Chapter 13 of the United States Bankruptcy Code allows for debt reorganization rather than the debt liquidation that occurs under a chapter 7 bankruptcy. Under chapter 13, a person is protected by the bankruptcy court while he or she repays all or part of the debt. That protection includes a ban on debt collectors taking any action against the debtor outside of the bankruptcy process. This ban is called the “automatic stay,” and it means that debt collectors are not allowed to call, send letters, or take any legal action directly against you once you file for bankruptcy.
For both forms of bankruptcy, there are exemptions that protect some of your property from being taken. For example, these exemptions protect the equity you have in your car and your home up to a specific dollar amount. They also protect your personal property, including firearms and jewelry, up to a specific dollar amount. There is even a “wildcard” exemption that you can apply to just about any property you choose.
Unlike a chapter 7 case, in which a debtor surrenders non-exempt property for liquidation, chapter 13 allows the debtor to retain some non-exempt property while making monthly payments on the debt. The chapter 13 payment a person makes on the debt depends on the person’s disposable income, which is how much the person has left over each month after paying living expenses. Chapter 13 generally allows for a fairly generous budget for living expenses, including an allowance for entertainment each month. This budget ensures that your life doesn’t stop when you file for bankruptcy.
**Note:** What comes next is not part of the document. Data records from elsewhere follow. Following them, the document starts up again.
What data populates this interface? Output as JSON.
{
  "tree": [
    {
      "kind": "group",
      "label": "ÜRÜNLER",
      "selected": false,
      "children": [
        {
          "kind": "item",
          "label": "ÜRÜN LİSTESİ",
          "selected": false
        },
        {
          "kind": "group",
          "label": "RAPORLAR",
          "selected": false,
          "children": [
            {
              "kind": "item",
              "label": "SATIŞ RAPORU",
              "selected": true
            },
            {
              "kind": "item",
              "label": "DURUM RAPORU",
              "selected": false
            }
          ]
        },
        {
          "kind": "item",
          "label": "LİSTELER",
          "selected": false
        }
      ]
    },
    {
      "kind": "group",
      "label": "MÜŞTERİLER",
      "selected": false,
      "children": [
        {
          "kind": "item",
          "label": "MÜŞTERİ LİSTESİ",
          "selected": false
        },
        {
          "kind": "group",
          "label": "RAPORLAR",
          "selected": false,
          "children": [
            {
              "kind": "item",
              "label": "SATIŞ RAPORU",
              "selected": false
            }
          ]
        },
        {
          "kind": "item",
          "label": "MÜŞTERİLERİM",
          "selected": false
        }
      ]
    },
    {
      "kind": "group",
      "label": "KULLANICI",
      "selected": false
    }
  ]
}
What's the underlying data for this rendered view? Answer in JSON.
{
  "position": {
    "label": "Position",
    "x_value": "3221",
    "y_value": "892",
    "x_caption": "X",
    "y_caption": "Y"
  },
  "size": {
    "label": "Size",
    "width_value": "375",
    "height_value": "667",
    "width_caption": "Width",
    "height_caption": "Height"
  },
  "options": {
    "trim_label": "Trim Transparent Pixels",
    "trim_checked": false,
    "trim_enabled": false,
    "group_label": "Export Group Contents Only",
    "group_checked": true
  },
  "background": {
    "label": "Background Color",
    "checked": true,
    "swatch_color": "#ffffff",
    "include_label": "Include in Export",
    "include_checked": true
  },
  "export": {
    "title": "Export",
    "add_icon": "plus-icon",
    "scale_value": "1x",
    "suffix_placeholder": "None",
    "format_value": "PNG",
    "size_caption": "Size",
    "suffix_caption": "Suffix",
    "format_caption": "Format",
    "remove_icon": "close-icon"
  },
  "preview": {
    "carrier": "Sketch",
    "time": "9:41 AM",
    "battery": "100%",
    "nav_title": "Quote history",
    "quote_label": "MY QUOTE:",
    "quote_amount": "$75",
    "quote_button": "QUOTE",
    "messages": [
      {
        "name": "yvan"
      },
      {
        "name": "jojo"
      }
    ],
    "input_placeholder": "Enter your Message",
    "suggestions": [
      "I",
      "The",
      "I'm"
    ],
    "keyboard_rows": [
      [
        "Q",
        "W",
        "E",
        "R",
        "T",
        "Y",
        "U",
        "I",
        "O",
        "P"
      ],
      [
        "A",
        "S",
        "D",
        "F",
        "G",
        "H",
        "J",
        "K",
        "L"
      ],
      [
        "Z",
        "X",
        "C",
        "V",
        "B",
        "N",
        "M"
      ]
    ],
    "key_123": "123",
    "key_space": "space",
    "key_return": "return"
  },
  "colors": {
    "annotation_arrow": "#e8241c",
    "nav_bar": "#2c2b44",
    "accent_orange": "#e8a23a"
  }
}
If you have questions about chapter 13 or chapter 7 bankruptcy, contact Owings Law for a free bankruptcy consultation today. Our bankruptcy lawyers are here to answer your legal bankruptcy questions.